But some burglars are either too reckless, too desperate or just too stupid to think things through – like the thieves who spray-painted their own names on the wall of a house they were burgling. Even for homeowners with a highly secure property, it’s worthwhile taking precautions to keep your most valuable items safe by hiding them wherever possible.
What are the main items you should hide?
The latest figures from the Crime Survey for England and Wales show that in 2015 there were just under 200,000 domestic burglaries. This is what was stolen most often:
- Jewellery (including watches): stolen in 43% of burglaries
- Purses and wallets, or just cash: 38%
- Computers – mostly laptops: 34%
- Cameras, MP3 players, TVs, stereos and other electrical equipment: 19%
- Mobile phones: 13%
- Clothes: 9%
- Food, perfumes, cigarettes: 8%
- Bags like handbags or briefcases: 8%
- Furniture: 6%
- Documents like passports and financial information, house keys or car keys: 5%
Very high value possessions
Anyone who has taken a holiday and stayed in a hotel will probably have seen a safe in their room, often hidden inside a cupboard. Yet it’s rare for people to install safes in their own home, perhaps because they believe it needs to be placed into a wall behind a picture, like in cartoons, or be a waist high metal monster that would take over the bedroom. This seems like an oversight. It’s possible to buy a small safe for less than £50 – far less than the cost of replacing stolen items or even the excess on a home insurance policy claim.
A small safe is easily enough space to keep a few very high value possessions that are used only occasionally: expensive jewellery, purses or cash that you don’t carry around with you every day, and passports or other valuable documents which a clever thief – there are some – could use to steal your identity or raid your bank accounts.

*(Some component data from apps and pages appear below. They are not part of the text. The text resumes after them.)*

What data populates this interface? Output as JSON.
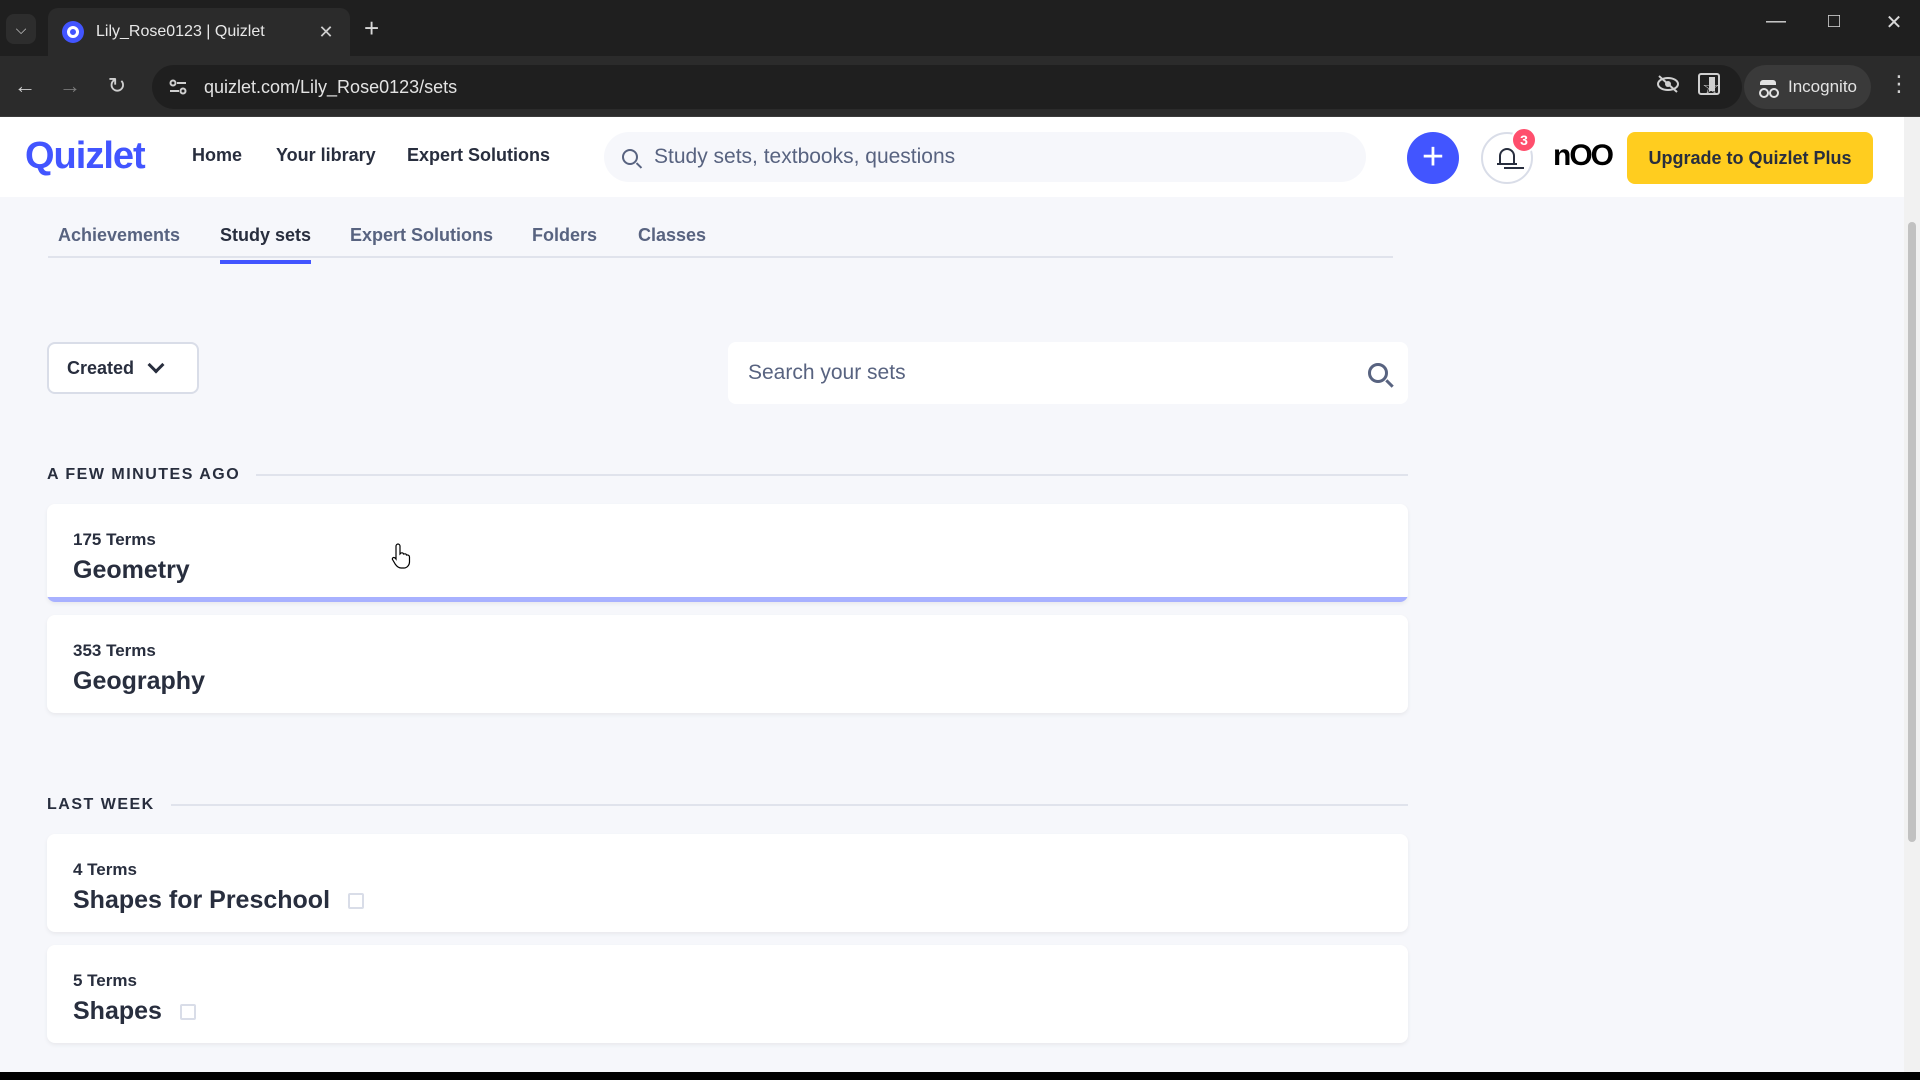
{
  "browser": {
    "tab_title": "Lily_Rose0123 | Quizlet",
    "url": "quizlet.com/Lily_Rose0123/sets",
    "incognito_label": "Incognito"
  },
  "header": {
    "logo": "Quizlet",
    "nav": [
      "Home",
      "Your library",
      "Expert Solutions"
    ],
    "search_placeholder": "Study sets, textbooks, questions",
    "notification_count": "3",
    "avatar_text": "nOO",
    "upgrade_label": "Upgrade to Quizlet Plus"
  },
  "subtabs": [
    "Achievements",
    "Study sets",
    "Expert Solutions",
    "Folders",
    "Classes"
  ],
  "active_subtab": "Study sets",
  "filter": {
    "selected": "Created"
  },
  "set_search": {
    "placeholder": "Search your sets"
  },
  "sections": [
    {
      "title": "A FEW MINUTES AGO",
      "sets": [
        {
          "count": "175 Terms",
          "title": "Geometry"
        },
        {
          "count": "353 Terms",
          "title": "Geography"
        }
      ]
    },
    {
      "title": "LAST WEEK",
      "sets": [
        {
          "count": "4 Terms",
          "title": "Shapes for Preschool"
        },
        {
          "count": "5 Terms",
          "title": "Shapes"
        }
      ]
    }
  ],
  "colors": {
    "brand": "#4255ff",
    "upgrade": "#ffcd1f",
    "badge": "#ff4f6d"
  }
}
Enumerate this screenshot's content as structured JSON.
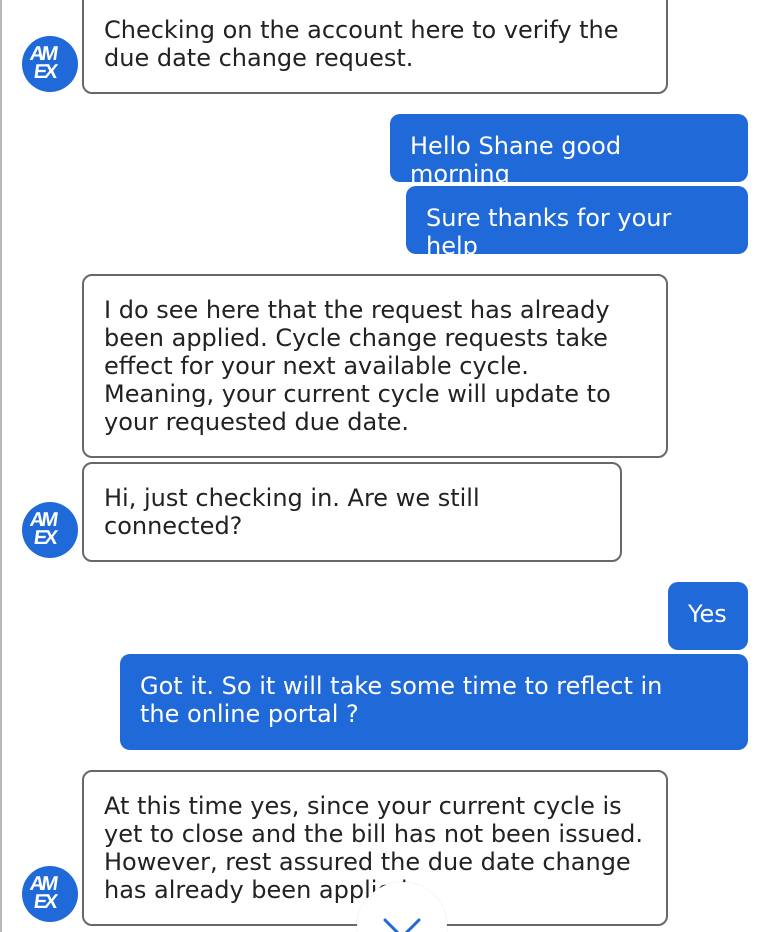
{
  "brand": {
    "logo_top": "AM",
    "logo_bottom": "EX",
    "accent_color": "#1f69d8"
  },
  "chat": {
    "messages": [
      {
        "sender": "agent",
        "text": "Checking on the account here to verify the due date change request."
      },
      {
        "sender": "user",
        "text": "Hello Shane good morning"
      },
      {
        "sender": "user",
        "text": "Sure thanks for your help"
      },
      {
        "sender": "agent",
        "text": "I do see here that the request has already been applied. Cycle change requests take effect for your next available cycle. Meaning, your current cycle will update to your requested due date."
      },
      {
        "sender": "agent",
        "text": "Hi, just checking in. Are we still connected?"
      },
      {
        "sender": "user",
        "text": "Yes"
      },
      {
        "sender": "user",
        "text": "Got it. So it will take some time to reflect in the online portal ?"
      },
      {
        "sender": "agent",
        "text": "At this time yes, since your current cycle is yet to close and the bill has not been issued. However, rest assured the due date change has already been applied"
      }
    ]
  },
  "controls": {
    "scroll_down_icon": "chevron-down-icon"
  }
}
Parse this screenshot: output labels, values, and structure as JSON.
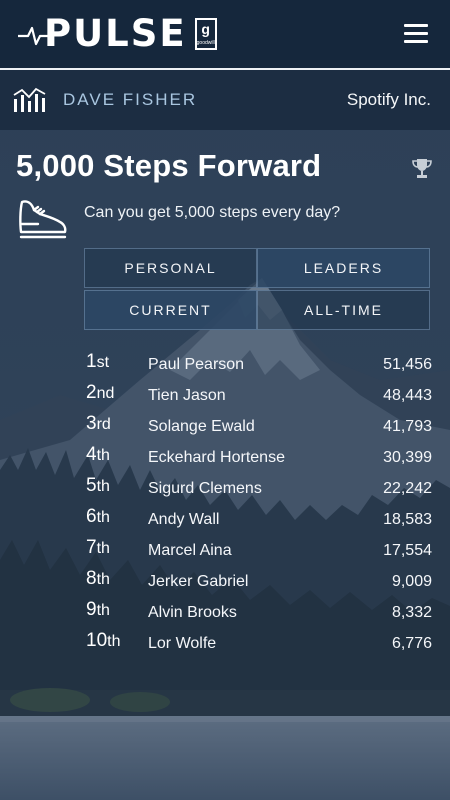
{
  "header": {
    "logo_text": "PULSE",
    "logo_badge_letter": "g",
    "logo_badge_word": "goodwill",
    "menu_icon": "hamburger-icon"
  },
  "subheader": {
    "icon": "bar-chart-icon",
    "user_name": "DAVE FISHER",
    "company": "Spotify Inc."
  },
  "challenge": {
    "title": "5,000 Steps Forward",
    "trophy_icon": "trophy-icon",
    "shoe_icon": "shoe-icon",
    "description": "Can you get 5,000 steps every day?"
  },
  "tabs": {
    "personal": "PERSONAL",
    "leaders": "LEADERS",
    "current": "CURRENT",
    "all_time": "ALL-TIME",
    "active_scope": "leaders",
    "active_period": "current"
  },
  "leaderboard": [
    {
      "num": "1",
      "suffix": "st",
      "name": "Paul Pearson",
      "steps": "51,456"
    },
    {
      "num": "2",
      "suffix": "nd",
      "name": "Tien Jason",
      "steps": "48,443"
    },
    {
      "num": "3",
      "suffix": "rd",
      "name": "Solange Ewald",
      "steps": "41,793"
    },
    {
      "num": "4",
      "suffix": "th",
      "name": "Eckehard Hortense",
      "steps": "30,399"
    },
    {
      "num": "5",
      "suffix": "th",
      "name": "Sigurd Clemens",
      "steps": "22,242"
    },
    {
      "num": "6",
      "suffix": "th",
      "name": "Andy Wall",
      "steps": "18,583"
    },
    {
      "num": "7",
      "suffix": "th",
      "name": "Marcel Aina",
      "steps": "17,554"
    },
    {
      "num": "8",
      "suffix": "th",
      "name": "Jerker Gabriel",
      "steps": "9,009"
    },
    {
      "num": "9",
      "suffix": "th",
      "name": "Alvin Brooks",
      "steps": "8,332"
    },
    {
      "num": "10",
      "suffix": "th",
      "name": "Lor Wolfe",
      "steps": "6,776"
    }
  ],
  "colors": {
    "header_bg": "#15273c",
    "subheader_bg": "#1c2d42",
    "accent_name": "#a9c6e0"
  }
}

One of the things that victims of burglaries often mention is the chaos that comes after the break-in. Documents and belongings are strewn everywhere, often as a distraction tactic to make it harder to identify what has been stolen. Replacing things like passports, driving licences, house deeds and education certificates is a nightmare that can take months or even years.
It’s important to remember that to be effective a safe needs to be bolted securely to a wall or floor so that it can’t be removed easily without being opened. And it’s also better to keep it out of sight so that the burglars looking to get in and out quickly don’t even see it.
While safes are good for some items, things that you use every day, or are bit bulky, present a different problem. Home security needs to be realistic – it’s no use promising yourself that you’ll pack up your laptop, your wallet, your car keys, your mobile phone and your handbag into the safe whenever you go to bed, or go out.
That doesn’t mean you can’t do anything though. A laptop can be tethered to a desk, like the one which a thief on a moped failed to grab from a restaurant. Other pocket items like MP3 players and wallets can be kept in a drawer, maybe in the living room or kitchen, and you can get into the habit of putting them there when you come in – the other advantage is that you’ll know where it is when you go out.
Car keys and house keys are other items that you don’t want to be stolen – even if loading up a van is rare, you don’t want it to happen to you. Police advise against leaving car keys or house keys in your hallway. Burglars can use hooks to snare keys through a letterbox – fitting a letterbox cover or grille is one solution, but a better one is to simply keep your keys out of sight in another room, like the kitchen.
Review your security
Perhaps the best way to make sure you are doing everything you can to keep your home and your possessions safe is to book a security review with Verisure. Our experts will give you tailor-made advice on how you can upgrade your security both inside and outside – give us a call today.